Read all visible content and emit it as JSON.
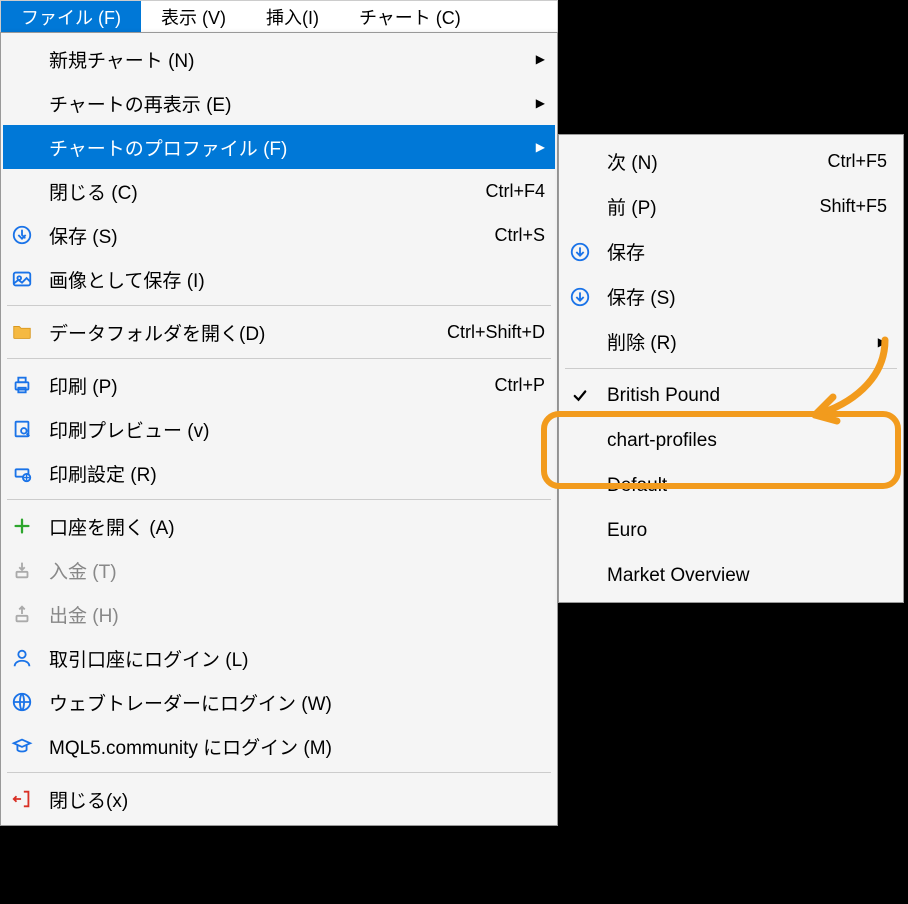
{
  "menubar": {
    "items": [
      {
        "label": "ファイル (F)",
        "active": true
      },
      {
        "label": "表示 (V)"
      },
      {
        "label": "挿入(I)"
      },
      {
        "label": "チャート (C)"
      }
    ]
  },
  "file_menu": {
    "new_chart": "新規チャート (N)",
    "redisplay_chart": "チャートの再表示 (E)",
    "chart_profile": "チャートのプロファイル (F)",
    "close_chart": "閉じる (C)",
    "close_chart_key": "Ctrl+F4",
    "save": "保存 (S)",
    "save_key": "Ctrl+S",
    "save_image": "画像として保存 (I)",
    "open_data_folder": "データフォルダを開く(D)",
    "open_data_folder_key": "Ctrl+Shift+D",
    "print": "印刷 (P)",
    "print_key": "Ctrl+P",
    "print_preview": "印刷プレビュー (v)",
    "print_settings": "印刷設定 (R)",
    "open_account": "口座を開く (A)",
    "deposit": "入金 (T)",
    "withdraw": "出金 (H)",
    "login_trade": "取引口座にログイン (L)",
    "login_web": "ウェブトレーダーにログイン (W)",
    "login_mql5": "MQL5.community にログイン (M)",
    "exit": "閉じる(x)"
  },
  "profile_submenu": {
    "next": "次 (N)",
    "next_key": "Ctrl+F5",
    "prev": "前 (P)",
    "prev_key": "Shift+F5",
    "save": "保存",
    "save_as": "保存 (S)",
    "delete": "削除 (R)",
    "profiles": [
      {
        "name": "British Pound",
        "checked": true
      },
      {
        "name": "chart-profiles",
        "highlighted": true
      },
      {
        "name": "Default"
      },
      {
        "name": "Euro"
      },
      {
        "name": "Market Overview"
      }
    ]
  },
  "icons": {
    "save": "save",
    "image": "image",
    "folder": "folder",
    "printer": "printer",
    "preview": "preview",
    "settings": "settings",
    "plus": "plus",
    "deposit": "deposit",
    "withdraw": "withdraw",
    "user": "user",
    "globe": "globe",
    "graduation": "graduation",
    "exit": "exit"
  }
}
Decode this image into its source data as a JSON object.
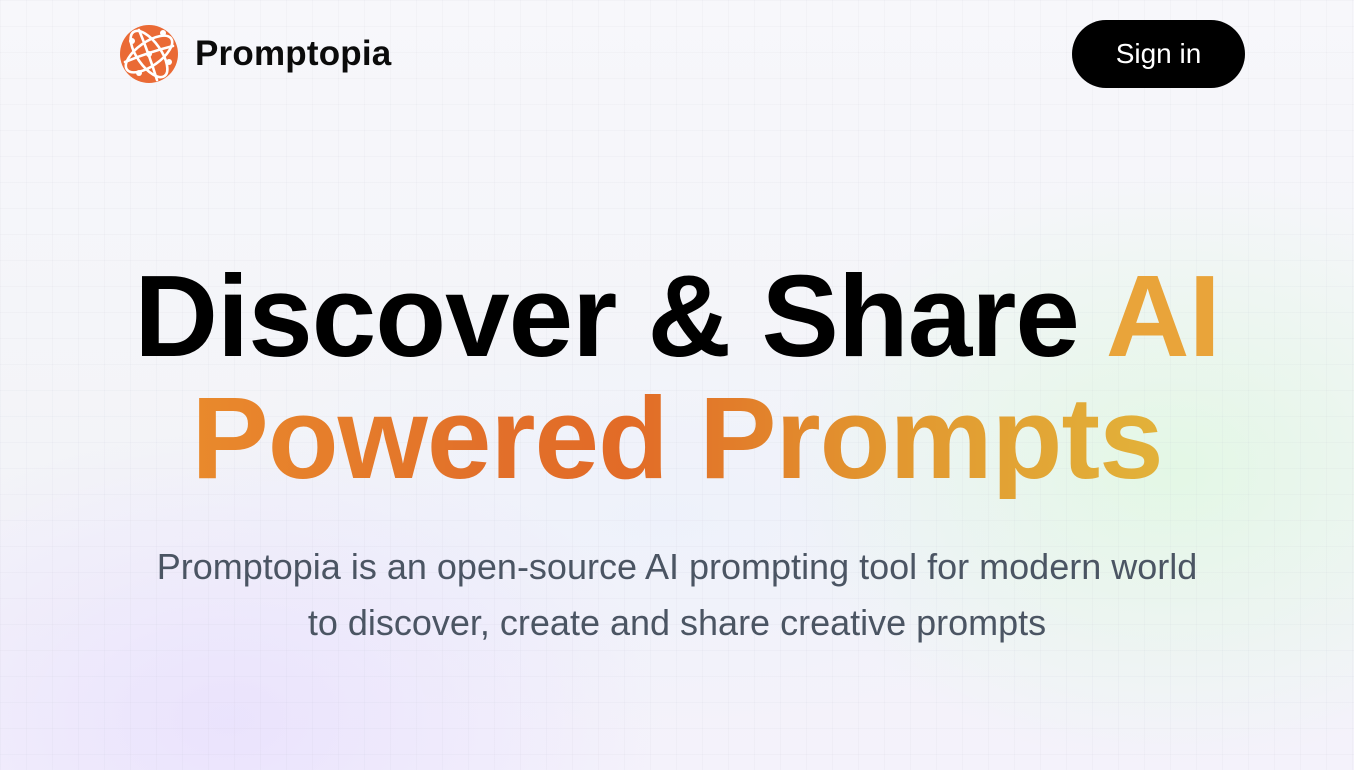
{
  "navbar": {
    "brand_name": "Promptopia",
    "logo_icon": "globe-network-icon",
    "signin_label": "Sign in"
  },
  "hero": {
    "headline_part1": "Discover & Share ",
    "headline_accent": "AI",
    "headline_line2": "Powered Prompts",
    "subtitle": "Promptopia is an open-source AI prompting tool for modern world to discover, create and share creative prompts"
  },
  "colors": {
    "logo": "#ea6a35",
    "button_bg": "#000000",
    "accent_orange": "#e26b27",
    "accent_yellow": "#e2b23a",
    "subtitle_gray": "#4b5563"
  }
}
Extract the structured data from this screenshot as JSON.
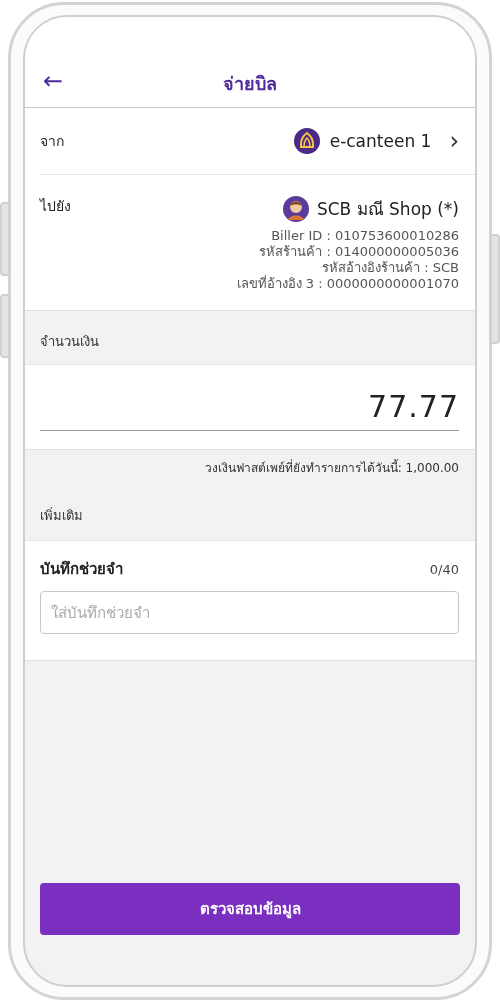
{
  "header": {
    "back": "←",
    "title": "จ่ายบิล"
  },
  "from": {
    "label": "จาก",
    "account": "e-canteen 1",
    "chevron": "›"
  },
  "to": {
    "label": "ไปยัง",
    "name": "SCB มณี Shop (*)",
    "details": [
      "Biller ID : 010753600010286",
      "รหัสร้านค้า : 014000000005036",
      "รหัสอ้างอิงร้านค้า : SCB",
      "เลขที่อ้างอิง 3 : 0000000000001070"
    ]
  },
  "amount": {
    "section": "จำนวนเงิน",
    "value": "77.77",
    "limit": "วงเงินฟาสต์เพย์ที่ยังทำรายการได้วันนี้: 1,000.00"
  },
  "extra": {
    "section": "เพิ่มเติม",
    "memo_label": "บันทึกช่วยจำ",
    "counter": "0/40",
    "placeholder": "ใส่บันทึกช่วยจำ"
  },
  "button": "ตรวจสอบข้อมูล"
}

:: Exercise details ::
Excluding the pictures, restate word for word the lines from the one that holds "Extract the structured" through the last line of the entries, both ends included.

:: Response ::
Extract the structured data from this screenshot as JSON.
{
  "header": {
    "back": "←",
    "title": "จ่ายบิล"
  },
  "from": {
    "label": "จาก",
    "account": "e-canteen 1",
    "chevron": "›"
  },
  "to": {
    "label": "ไปยัง",
    "name": "SCB มณี Shop (*)",
    "details": [
      "Biller ID : 010753600010286",
      "รหัสร้านค้า : 014000000005036",
      "รหัสอ้างอิงร้านค้า : SCB",
      "เลขที่อ้างอิง 3 : 0000000000001070"
    ]
  },
  "amount": {
    "section": "จำนวนเงิน",
    "value": "77.77",
    "limit": "วงเงินฟาสต์เพย์ที่ยังทำรายการได้วันนี้: 1,000.00"
  },
  "extra": {
    "section": "เพิ่มเติม",
    "memo_label": "บันทึกช่วยจำ",
    "counter": "0/40",
    "placeholder": "ใส่บันทึกช่วยจำ"
  },
  "button": "ตรวจสอบข้อมูล"
}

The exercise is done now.